= Data for the task =
Segment Open
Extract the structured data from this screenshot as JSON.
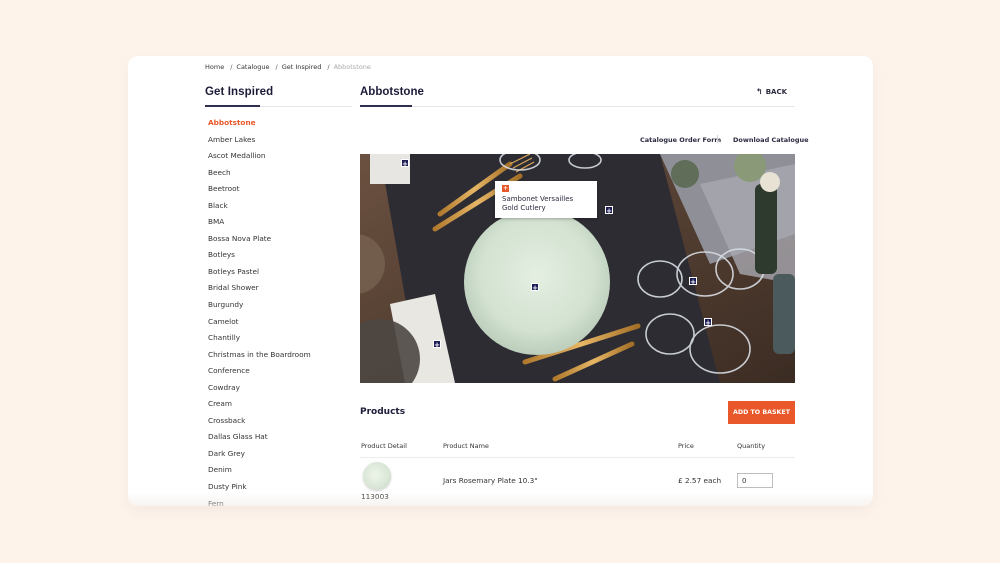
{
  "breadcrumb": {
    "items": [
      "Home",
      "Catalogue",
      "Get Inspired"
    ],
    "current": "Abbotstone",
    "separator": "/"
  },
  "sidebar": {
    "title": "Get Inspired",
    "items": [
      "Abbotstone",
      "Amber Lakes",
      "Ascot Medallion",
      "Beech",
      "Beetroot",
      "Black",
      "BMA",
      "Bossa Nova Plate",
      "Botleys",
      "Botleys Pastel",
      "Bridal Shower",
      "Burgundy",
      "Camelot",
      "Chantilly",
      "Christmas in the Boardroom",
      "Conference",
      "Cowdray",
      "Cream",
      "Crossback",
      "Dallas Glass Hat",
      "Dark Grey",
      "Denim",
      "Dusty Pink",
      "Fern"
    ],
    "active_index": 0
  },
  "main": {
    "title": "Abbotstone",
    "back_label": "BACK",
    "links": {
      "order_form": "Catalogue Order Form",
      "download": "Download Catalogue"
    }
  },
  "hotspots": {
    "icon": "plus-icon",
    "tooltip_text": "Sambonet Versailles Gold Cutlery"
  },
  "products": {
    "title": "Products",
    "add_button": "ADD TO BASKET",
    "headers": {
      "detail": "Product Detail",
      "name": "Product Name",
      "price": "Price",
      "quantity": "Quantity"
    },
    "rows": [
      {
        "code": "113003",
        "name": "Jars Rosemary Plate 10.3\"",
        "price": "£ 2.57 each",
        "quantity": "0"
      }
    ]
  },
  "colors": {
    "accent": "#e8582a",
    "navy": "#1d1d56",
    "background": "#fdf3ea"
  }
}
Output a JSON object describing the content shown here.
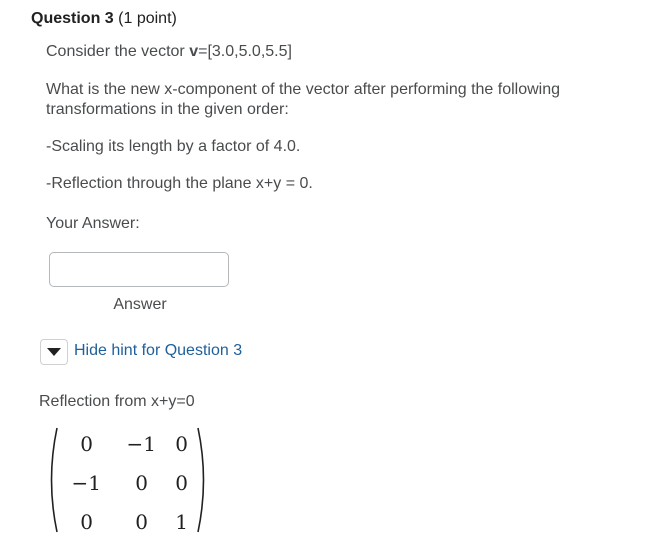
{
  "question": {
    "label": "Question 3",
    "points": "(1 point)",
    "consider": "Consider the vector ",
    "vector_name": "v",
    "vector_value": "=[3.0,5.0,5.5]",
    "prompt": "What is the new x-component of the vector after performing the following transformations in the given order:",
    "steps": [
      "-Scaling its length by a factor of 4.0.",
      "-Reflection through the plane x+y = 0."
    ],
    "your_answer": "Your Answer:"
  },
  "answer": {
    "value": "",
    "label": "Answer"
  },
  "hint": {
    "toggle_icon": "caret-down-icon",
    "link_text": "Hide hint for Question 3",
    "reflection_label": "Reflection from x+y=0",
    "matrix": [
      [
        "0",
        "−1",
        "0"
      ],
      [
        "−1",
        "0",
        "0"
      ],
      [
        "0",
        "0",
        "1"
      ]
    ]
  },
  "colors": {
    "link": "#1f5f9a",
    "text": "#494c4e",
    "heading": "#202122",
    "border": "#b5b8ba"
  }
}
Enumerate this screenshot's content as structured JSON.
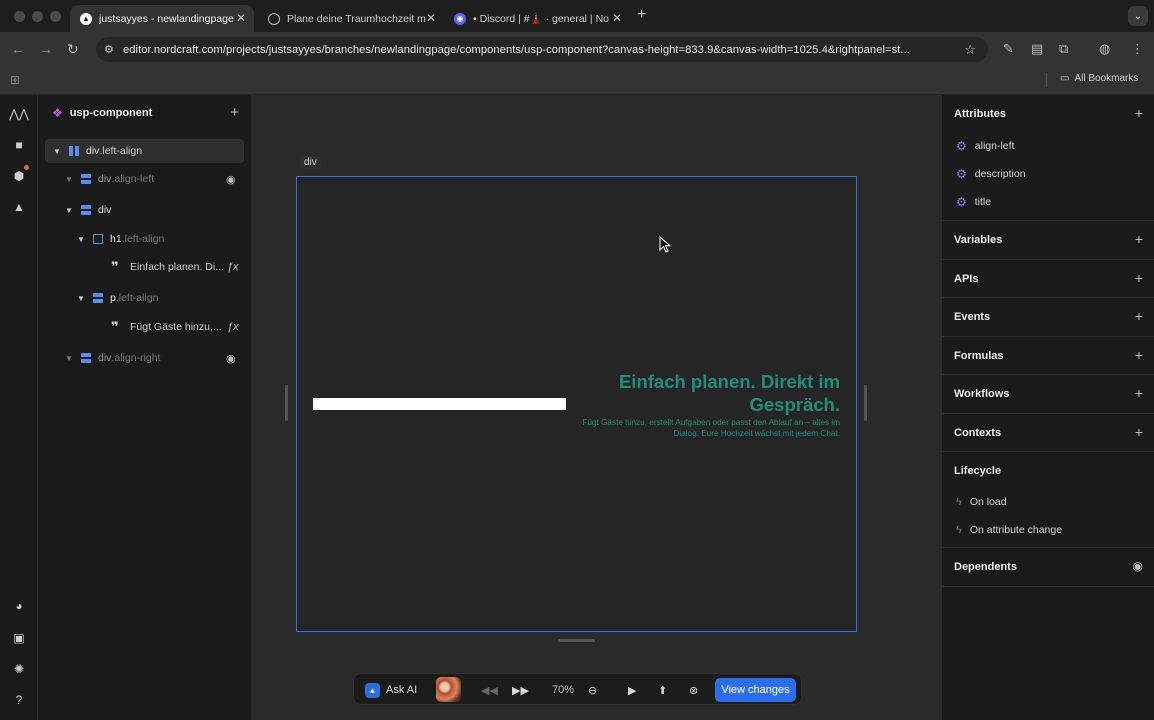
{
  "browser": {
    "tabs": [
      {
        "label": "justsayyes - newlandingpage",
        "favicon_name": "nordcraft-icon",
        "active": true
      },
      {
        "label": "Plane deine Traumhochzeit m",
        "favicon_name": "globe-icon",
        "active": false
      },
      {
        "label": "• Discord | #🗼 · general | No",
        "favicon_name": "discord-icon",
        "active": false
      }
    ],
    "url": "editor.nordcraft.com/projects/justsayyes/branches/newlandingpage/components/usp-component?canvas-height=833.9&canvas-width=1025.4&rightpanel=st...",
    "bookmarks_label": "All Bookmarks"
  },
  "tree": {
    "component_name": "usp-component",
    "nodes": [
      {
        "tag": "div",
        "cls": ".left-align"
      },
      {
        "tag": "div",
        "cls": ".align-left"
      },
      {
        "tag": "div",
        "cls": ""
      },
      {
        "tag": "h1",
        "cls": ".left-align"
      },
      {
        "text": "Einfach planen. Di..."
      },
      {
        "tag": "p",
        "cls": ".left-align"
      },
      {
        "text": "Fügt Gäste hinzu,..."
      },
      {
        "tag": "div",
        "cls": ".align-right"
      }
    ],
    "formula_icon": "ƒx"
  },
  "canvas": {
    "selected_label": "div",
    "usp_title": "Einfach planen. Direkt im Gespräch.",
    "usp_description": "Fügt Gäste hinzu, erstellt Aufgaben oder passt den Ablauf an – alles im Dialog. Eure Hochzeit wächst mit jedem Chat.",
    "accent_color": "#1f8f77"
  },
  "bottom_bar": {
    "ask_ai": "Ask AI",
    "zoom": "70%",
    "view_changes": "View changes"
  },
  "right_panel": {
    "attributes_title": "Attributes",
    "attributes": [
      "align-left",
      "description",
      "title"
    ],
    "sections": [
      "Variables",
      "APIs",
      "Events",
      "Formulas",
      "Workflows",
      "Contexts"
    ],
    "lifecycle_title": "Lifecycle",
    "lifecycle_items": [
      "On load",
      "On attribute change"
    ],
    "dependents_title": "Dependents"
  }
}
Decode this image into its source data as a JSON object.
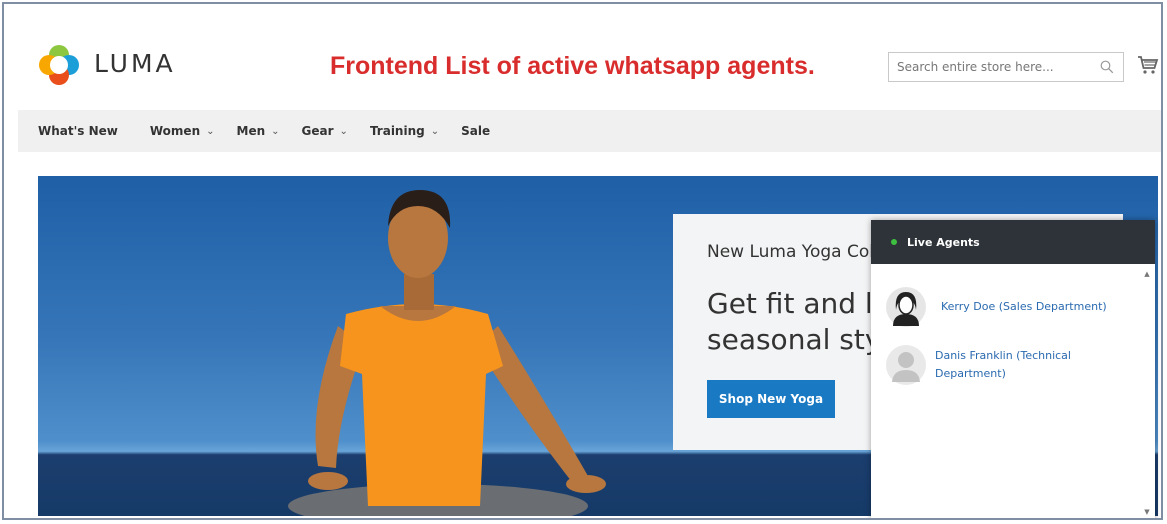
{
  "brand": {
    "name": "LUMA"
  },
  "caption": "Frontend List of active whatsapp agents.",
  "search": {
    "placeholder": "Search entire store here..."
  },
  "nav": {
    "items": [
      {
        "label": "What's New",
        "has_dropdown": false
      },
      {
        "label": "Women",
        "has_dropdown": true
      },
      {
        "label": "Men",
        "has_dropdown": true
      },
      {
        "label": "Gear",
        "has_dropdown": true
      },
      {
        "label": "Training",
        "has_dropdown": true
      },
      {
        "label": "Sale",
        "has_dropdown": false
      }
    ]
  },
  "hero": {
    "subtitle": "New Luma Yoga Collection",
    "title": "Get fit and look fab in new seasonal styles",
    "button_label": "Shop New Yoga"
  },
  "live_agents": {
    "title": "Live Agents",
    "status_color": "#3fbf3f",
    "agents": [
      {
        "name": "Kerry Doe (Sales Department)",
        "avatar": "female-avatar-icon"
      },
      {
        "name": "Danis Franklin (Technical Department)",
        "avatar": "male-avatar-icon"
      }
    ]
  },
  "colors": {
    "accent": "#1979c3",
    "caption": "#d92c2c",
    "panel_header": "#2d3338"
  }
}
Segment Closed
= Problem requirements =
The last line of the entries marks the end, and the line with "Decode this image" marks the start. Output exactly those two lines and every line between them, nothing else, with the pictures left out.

= Response to this task =
Decode this image into its source data as a JSON object.
{
  "brand": {
    "name": "LUMA"
  },
  "caption": "Frontend List of active whatsapp agents.",
  "search": {
    "placeholder": "Search entire store here..."
  },
  "nav": {
    "items": [
      {
        "label": "What's New",
        "has_dropdown": false
      },
      {
        "label": "Women",
        "has_dropdown": true
      },
      {
        "label": "Men",
        "has_dropdown": true
      },
      {
        "label": "Gear",
        "has_dropdown": true
      },
      {
        "label": "Training",
        "has_dropdown": true
      },
      {
        "label": "Sale",
        "has_dropdown": false
      }
    ]
  },
  "hero": {
    "subtitle": "New Luma Yoga Collection",
    "title": "Get fit and look fab in new seasonal styles",
    "button_label": "Shop New Yoga"
  },
  "live_agents": {
    "title": "Live Agents",
    "status_color": "#3fbf3f",
    "agents": [
      {
        "name": "Kerry Doe (Sales Department)",
        "avatar": "female-avatar-icon"
      },
      {
        "name": "Danis Franklin (Technical Department)",
        "avatar": "male-avatar-icon"
      }
    ]
  },
  "colors": {
    "accent": "#1979c3",
    "caption": "#d92c2c",
    "panel_header": "#2d3338"
  }
}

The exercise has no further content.